(Stored data)
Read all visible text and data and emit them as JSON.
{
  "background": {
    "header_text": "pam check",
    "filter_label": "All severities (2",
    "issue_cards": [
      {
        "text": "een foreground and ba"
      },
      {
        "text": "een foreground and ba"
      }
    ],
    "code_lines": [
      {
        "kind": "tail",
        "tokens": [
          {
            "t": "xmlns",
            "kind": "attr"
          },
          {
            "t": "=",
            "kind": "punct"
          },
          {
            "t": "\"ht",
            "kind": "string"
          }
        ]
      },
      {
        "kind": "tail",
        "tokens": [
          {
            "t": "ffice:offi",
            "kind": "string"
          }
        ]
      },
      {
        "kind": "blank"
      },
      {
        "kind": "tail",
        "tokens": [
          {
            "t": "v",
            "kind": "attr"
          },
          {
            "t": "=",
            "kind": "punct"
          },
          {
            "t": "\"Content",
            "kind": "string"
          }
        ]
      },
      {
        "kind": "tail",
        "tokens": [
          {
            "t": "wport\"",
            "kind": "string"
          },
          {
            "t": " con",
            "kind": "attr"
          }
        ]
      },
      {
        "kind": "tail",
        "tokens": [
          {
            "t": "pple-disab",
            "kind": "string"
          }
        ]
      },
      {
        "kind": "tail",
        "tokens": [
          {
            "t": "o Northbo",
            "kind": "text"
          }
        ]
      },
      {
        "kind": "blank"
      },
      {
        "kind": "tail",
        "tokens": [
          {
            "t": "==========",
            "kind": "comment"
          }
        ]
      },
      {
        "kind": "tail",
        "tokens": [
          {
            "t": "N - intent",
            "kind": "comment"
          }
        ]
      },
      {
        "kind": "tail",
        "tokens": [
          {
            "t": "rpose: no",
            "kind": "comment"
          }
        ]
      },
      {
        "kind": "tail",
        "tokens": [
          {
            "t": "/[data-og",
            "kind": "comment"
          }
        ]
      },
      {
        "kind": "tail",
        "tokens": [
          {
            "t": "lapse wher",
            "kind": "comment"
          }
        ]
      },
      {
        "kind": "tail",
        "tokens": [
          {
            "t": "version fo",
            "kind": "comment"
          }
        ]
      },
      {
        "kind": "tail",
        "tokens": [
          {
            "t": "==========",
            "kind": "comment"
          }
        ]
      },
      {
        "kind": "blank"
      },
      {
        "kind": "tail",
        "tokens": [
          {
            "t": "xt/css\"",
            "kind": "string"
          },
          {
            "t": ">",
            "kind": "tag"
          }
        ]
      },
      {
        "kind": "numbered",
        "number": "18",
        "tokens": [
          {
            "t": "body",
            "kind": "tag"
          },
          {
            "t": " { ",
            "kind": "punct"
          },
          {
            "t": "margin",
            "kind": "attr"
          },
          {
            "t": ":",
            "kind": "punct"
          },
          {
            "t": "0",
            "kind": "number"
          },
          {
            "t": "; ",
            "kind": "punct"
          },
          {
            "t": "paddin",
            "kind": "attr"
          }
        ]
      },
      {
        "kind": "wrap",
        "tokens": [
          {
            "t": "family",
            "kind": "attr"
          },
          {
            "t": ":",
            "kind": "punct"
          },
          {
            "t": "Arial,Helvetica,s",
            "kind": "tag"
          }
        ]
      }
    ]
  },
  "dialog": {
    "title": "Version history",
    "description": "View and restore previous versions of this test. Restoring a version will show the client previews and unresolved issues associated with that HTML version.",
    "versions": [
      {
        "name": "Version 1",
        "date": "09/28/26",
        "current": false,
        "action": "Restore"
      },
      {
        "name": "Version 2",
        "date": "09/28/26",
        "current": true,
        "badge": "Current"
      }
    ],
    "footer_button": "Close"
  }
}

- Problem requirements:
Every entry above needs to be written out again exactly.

- Expected output:
Read all visible text and data and emit them as JSON.
{
  "background": {
    "header_text": "pam check",
    "filter_label": "All severities (2",
    "issue_cards": [
      {
        "text": "een foreground and ba"
      },
      {
        "text": "een foreground and ba"
      }
    ],
    "code_lines": [
      {
        "kind": "tail",
        "tokens": [
          {
            "t": "xmlns",
            "kind": "attr"
          },
          {
            "t": "=",
            "kind": "punct"
          },
          {
            "t": "\"ht",
            "kind": "string"
          }
        ]
      },
      {
        "kind": "tail",
        "tokens": [
          {
            "t": "ffice:offi",
            "kind": "string"
          }
        ]
      },
      {
        "kind": "blank"
      },
      {
        "kind": "tail",
        "tokens": [
          {
            "t": "v",
            "kind": "attr"
          },
          {
            "t": "=",
            "kind": "punct"
          },
          {
            "t": "\"Content",
            "kind": "string"
          }
        ]
      },
      {
        "kind": "tail",
        "tokens": [
          {
            "t": "wport\"",
            "kind": "string"
          },
          {
            "t": " con",
            "kind": "attr"
          }
        ]
      },
      {
        "kind": "tail",
        "tokens": [
          {
            "t": "pple-disab",
            "kind": "string"
          }
        ]
      },
      {
        "kind": "tail",
        "tokens": [
          {
            "t": "o Northbo",
            "kind": "text"
          }
        ]
      },
      {
        "kind": "blank"
      },
      {
        "kind": "tail",
        "tokens": [
          {
            "t": "==========",
            "kind": "comment"
          }
        ]
      },
      {
        "kind": "tail",
        "tokens": [
          {
            "t": "N - intent",
            "kind": "comment"
          }
        ]
      },
      {
        "kind": "tail",
        "tokens": [
          {
            "t": "rpose: no",
            "kind": "comment"
          }
        ]
      },
      {
        "kind": "tail",
        "tokens": [
          {
            "t": "/[data-og",
            "kind": "comment"
          }
        ]
      },
      {
        "kind": "tail",
        "tokens": [
          {
            "t": "lapse wher",
            "kind": "comment"
          }
        ]
      },
      {
        "kind": "tail",
        "tokens": [
          {
            "t": "version fo",
            "kind": "comment"
          }
        ]
      },
      {
        "kind": "tail",
        "tokens": [
          {
            "t": "==========",
            "kind": "comment"
          }
        ]
      },
      {
        "kind": "blank"
      },
      {
        "kind": "tail",
        "tokens": [
          {
            "t": "xt/css\"",
            "kind": "string"
          },
          {
            "t": ">",
            "kind": "tag"
          }
        ]
      },
      {
        "kind": "numbered",
        "number": "18",
        "tokens": [
          {
            "t": "body",
            "kind": "tag"
          },
          {
            "t": " { ",
            "kind": "punct"
          },
          {
            "t": "margin",
            "kind": "attr"
          },
          {
            "t": ":",
            "kind": "punct"
          },
          {
            "t": "0",
            "kind": "number"
          },
          {
            "t": "; ",
            "kind": "punct"
          },
          {
            "t": "paddin",
            "kind": "attr"
          }
        ]
      },
      {
        "kind": "wrap",
        "tokens": [
          {
            "t": "family",
            "kind": "attr"
          },
          {
            "t": ":",
            "kind": "punct"
          },
          {
            "t": "Arial,Helvetica,s",
            "kind": "tag"
          }
        ]
      }
    ]
  },
  "dialog": {
    "title": "Version history",
    "description": "View and restore previous versions of this test. Restoring a version will show the client previews and unresolved issues associated with that HTML version.",
    "versions": [
      {
        "name": "Version 1",
        "date": "09/28/26",
        "current": false,
        "action": "Restore"
      },
      {
        "name": "Version 2",
        "date": "09/28/26",
        "current": true,
        "badge": "Current"
      }
    ],
    "footer_button": "Close"
  }
}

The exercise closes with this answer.